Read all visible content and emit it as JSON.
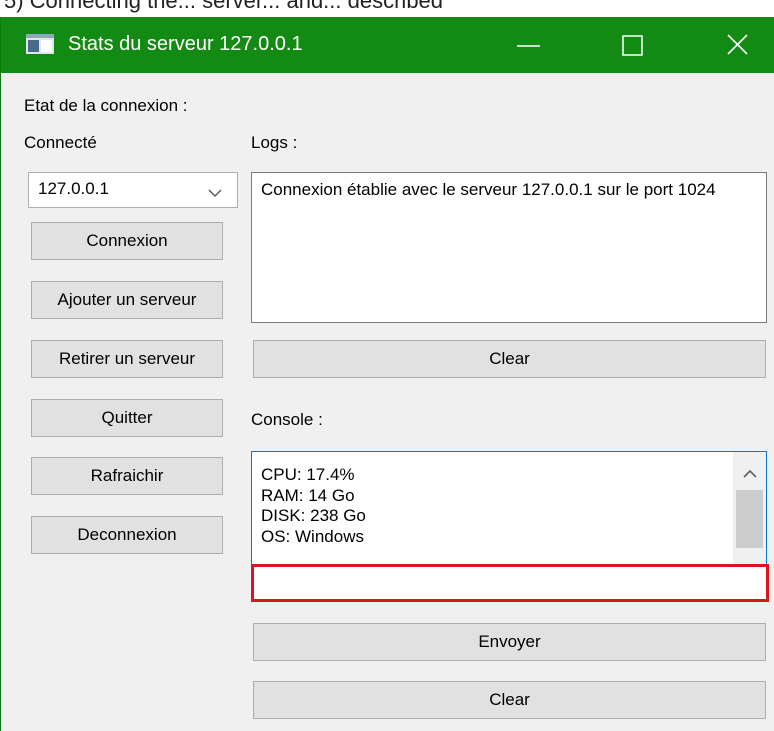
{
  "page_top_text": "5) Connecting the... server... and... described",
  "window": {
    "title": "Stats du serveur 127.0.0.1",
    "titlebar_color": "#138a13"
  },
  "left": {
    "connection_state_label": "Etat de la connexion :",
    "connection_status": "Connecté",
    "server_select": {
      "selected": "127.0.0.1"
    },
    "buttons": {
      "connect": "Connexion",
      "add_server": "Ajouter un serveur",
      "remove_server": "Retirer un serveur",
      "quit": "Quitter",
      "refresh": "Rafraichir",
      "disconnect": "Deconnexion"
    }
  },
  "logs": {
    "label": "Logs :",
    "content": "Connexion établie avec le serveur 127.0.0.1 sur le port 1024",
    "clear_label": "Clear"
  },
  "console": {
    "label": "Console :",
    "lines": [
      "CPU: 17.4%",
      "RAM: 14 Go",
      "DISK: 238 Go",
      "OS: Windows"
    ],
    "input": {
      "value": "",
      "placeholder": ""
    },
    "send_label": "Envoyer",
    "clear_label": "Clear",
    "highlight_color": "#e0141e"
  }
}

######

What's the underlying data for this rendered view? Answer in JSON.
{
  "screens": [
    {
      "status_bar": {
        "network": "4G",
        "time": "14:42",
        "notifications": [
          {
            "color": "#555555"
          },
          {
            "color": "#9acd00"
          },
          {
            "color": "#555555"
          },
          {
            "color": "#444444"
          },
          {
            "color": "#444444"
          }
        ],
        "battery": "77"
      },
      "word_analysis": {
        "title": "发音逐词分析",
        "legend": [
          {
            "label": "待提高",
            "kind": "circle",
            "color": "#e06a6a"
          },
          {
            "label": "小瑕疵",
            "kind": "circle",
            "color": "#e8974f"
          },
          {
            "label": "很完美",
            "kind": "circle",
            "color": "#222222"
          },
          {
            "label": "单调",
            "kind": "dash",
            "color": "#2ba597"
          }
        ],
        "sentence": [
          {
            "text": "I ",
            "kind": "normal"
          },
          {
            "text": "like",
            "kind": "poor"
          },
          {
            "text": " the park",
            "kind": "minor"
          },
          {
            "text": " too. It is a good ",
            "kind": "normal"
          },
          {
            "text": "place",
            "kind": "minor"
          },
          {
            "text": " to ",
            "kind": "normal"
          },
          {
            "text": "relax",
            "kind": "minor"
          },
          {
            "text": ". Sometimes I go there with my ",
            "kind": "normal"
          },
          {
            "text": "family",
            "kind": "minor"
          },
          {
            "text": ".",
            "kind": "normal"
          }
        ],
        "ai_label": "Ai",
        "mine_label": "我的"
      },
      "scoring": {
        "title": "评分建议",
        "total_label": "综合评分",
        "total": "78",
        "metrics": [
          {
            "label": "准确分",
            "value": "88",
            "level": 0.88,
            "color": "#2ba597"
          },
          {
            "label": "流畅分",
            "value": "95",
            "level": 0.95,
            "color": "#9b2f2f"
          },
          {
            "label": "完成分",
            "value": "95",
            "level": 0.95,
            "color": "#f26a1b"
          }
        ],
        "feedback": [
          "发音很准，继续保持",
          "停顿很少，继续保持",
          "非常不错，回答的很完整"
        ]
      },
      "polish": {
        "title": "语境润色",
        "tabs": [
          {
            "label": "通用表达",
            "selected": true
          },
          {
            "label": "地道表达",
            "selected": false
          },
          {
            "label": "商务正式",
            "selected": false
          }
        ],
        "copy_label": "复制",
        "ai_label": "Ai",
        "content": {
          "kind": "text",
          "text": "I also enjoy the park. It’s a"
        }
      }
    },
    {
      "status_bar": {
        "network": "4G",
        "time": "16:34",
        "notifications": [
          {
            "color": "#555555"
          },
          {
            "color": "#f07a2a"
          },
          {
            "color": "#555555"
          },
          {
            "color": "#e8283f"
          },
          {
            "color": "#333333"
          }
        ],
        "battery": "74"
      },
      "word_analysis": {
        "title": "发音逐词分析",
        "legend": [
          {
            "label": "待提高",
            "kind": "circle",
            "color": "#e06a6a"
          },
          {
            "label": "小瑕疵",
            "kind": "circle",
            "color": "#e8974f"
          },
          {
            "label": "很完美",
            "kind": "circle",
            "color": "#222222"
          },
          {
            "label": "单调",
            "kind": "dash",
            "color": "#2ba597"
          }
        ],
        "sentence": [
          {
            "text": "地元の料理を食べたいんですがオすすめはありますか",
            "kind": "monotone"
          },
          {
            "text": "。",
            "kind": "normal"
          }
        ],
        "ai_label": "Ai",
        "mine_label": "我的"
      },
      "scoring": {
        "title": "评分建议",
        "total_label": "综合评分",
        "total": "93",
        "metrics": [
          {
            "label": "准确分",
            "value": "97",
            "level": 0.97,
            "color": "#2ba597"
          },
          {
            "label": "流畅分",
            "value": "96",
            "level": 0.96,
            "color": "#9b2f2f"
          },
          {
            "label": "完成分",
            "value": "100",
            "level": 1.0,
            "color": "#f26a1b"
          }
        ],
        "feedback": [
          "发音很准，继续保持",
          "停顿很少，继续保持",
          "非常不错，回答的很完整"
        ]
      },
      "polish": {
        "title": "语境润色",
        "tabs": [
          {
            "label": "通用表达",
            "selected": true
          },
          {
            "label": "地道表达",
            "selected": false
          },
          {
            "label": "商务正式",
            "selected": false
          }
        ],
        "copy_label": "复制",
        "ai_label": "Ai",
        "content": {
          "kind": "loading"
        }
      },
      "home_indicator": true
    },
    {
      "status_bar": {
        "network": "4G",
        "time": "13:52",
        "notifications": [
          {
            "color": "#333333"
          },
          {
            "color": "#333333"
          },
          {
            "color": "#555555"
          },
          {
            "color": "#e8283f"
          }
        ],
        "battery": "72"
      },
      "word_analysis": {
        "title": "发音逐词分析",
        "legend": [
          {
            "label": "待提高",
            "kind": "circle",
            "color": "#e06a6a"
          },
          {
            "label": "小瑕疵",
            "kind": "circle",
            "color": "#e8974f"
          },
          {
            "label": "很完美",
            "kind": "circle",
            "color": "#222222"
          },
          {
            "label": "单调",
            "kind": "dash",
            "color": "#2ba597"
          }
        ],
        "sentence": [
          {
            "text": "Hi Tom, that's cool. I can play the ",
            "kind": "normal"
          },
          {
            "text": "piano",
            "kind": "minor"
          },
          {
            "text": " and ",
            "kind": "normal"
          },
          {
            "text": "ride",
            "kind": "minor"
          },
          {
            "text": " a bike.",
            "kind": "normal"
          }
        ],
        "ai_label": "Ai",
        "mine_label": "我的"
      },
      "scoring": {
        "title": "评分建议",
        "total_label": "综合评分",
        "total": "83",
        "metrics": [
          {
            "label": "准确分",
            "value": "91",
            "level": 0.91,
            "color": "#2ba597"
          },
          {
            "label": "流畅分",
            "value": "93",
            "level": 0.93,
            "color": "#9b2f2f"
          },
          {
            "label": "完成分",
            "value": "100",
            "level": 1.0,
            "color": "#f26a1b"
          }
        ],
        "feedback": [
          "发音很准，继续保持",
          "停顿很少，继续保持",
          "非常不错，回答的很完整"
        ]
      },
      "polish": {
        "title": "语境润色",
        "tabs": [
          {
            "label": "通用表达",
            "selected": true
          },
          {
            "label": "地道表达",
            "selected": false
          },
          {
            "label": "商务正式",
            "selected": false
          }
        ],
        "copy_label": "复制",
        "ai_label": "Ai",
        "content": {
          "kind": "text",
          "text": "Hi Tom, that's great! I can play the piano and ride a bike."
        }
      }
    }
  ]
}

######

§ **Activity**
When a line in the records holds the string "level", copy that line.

§ **Finished task**
            "level": 0.88,
            "level": 0.95,
            "level": 0.95,
            "level": 0.97,
            "level": 0.96,
            "level": 1.0,
            "level": 0.91,
            "level": 0.93,
            "level": 1.0,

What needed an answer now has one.